Considering that we live in an era of office clerks, working out is essential to the majority of people. Admit it, sometimes it’s even fun to go for a jog or to hang out at the gym with the guys and hit some weights while listening to favorite music. Have you ever noticed that your results depend on what you’re listening to while working out? Well, that’s not just your imagination, it’s science, bro.
It all started in 2007 when the USA Track & Field banned the use of headphones and portable audio players at its official races. The rule was created “to ensure safety and to prevent runners from having a competitive edge.” This rule caused a wide resonance among athletes. They were not ready to part with their favorite headphones.
The world-leading researcher, Dr. Costas Karageorghis, stated that music distinctly enhances athletic performance. Also listening to music results in higher heart rate during the warm-ups as well as increases peak anaerobic power after the warm-up. Music can reduce your rate of perceived effort by 12% and improve endurance by 15%. One of the greatest distance runners in history, Haile Gebrselassie, synched his stride to the “Scatman” song when breaking the ten thousand meter world record. He selected this song because the tempo was a perfect match for his target stride rate.
Some athletes use music to be “in the zone” during their training. The American swimmer Michael Phelps, who won 7 gold medals and set 5 world records at the 2007 FINA World Championships, likes to listen to Lil’ Wayne while training. He strives to focus on the inspiring lyrics such as: “Yes, I’m the best, and no I ain’t positive, I’m definite I know the game like I’m reffing it”.
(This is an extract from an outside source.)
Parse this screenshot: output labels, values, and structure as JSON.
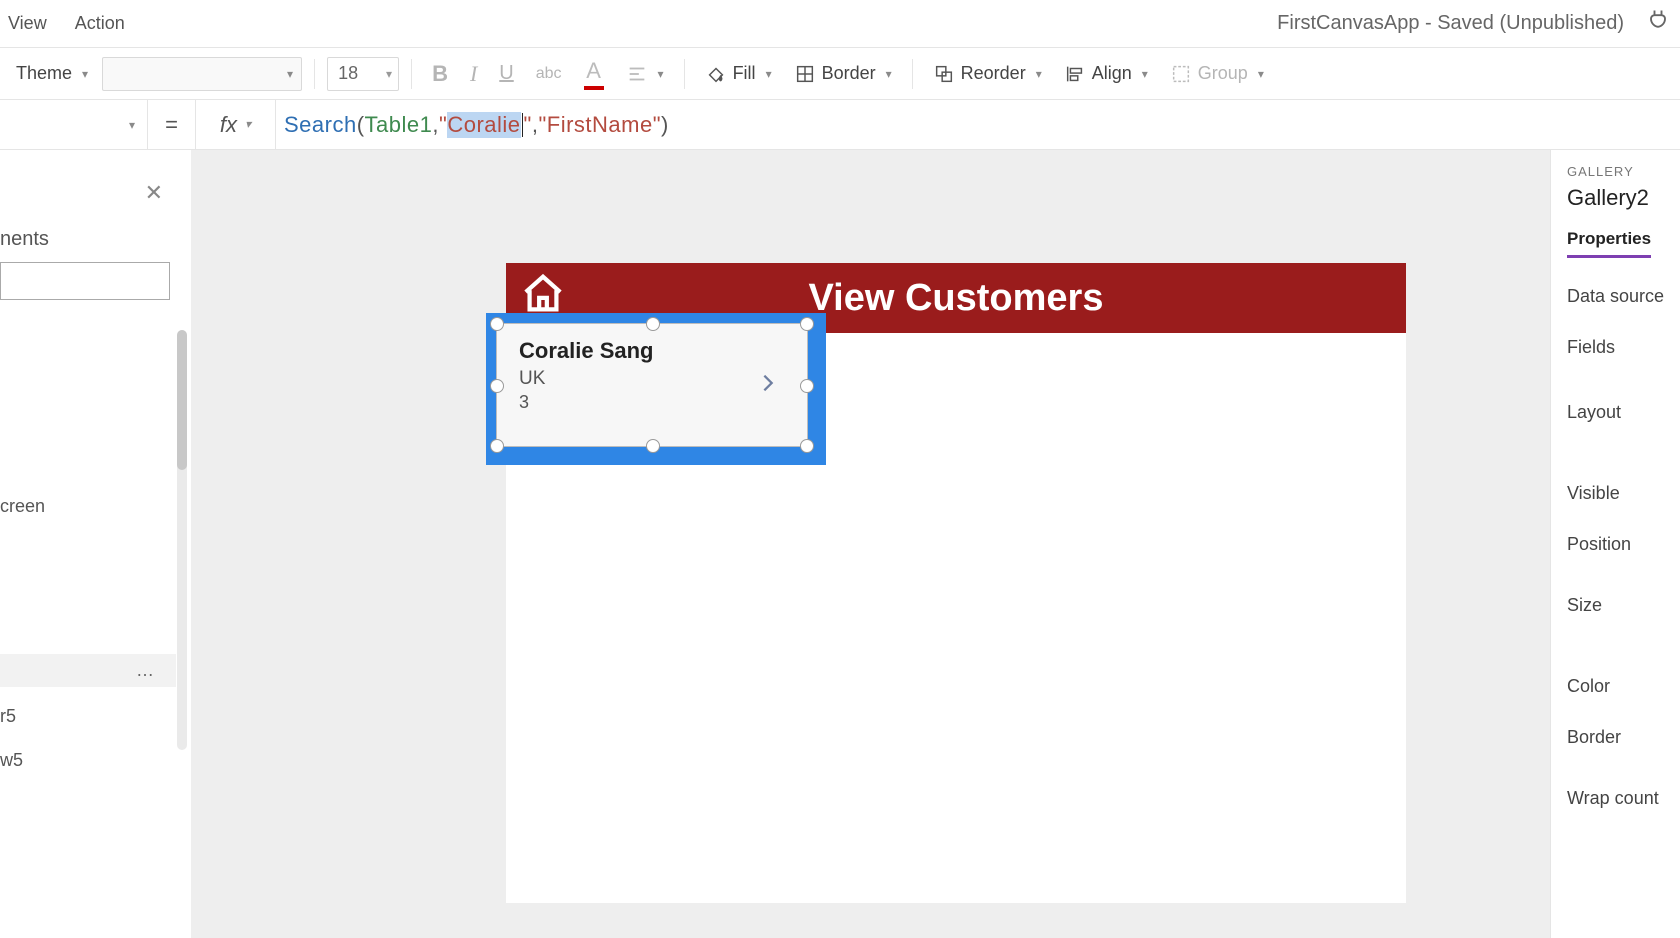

Research has consistently shown that the synchronization of music with repetitive exercise is associated with increased levels of work output. This applies to such activities as rowing, cycling, cross-country skiing, and running. Musical tempo can regulate movement and thus prolong performance. According to a recent study, those who cycle in time to music require 7% less oxygen to do the same work as those who cycle with background (asynchronous) music.
In 2013 researchers at the Max Planck Institute have created gym equipment that double as musical instruments: you play them by exercising. The study shows that the action of producing music with workout is highly motivating and results in less noticeable exertion during exercise. Who knows, maybe with time this invention will evolve into a new form of jam (or gym?) sessions!
Tips on how to choose the right music
When creating your own playlist for work outs, it is important to evaluate the type of mindset you want to achieve for a particular workout. Evidently, you can move along at a faster pace while listening to a faster tempo, tor slow down to a more graceful pace to a slower tempo. If your movements are steady and rhythmic, the music should not change it’s temp. For example, British rowing Olympic gold medalist James Cracknell, uses the Red Hot Chili Peppers rhythms during training.
If you want to warm up on a gym bike at 65 rmp pace, commercial dance music, usually in the range of 120 to 130 bmp, will do the trick. Listening to it you will be able to take half a pedal revolution to each beat of the music. There are some on-line services that may help you to select the best songs for your playlist. Check out https://songbpm.com/ or http://jogtunes.com/jtc/jtcplaylists1.php.
Please share your go to jams that help to achieve your goals during workout sessions in the comments below!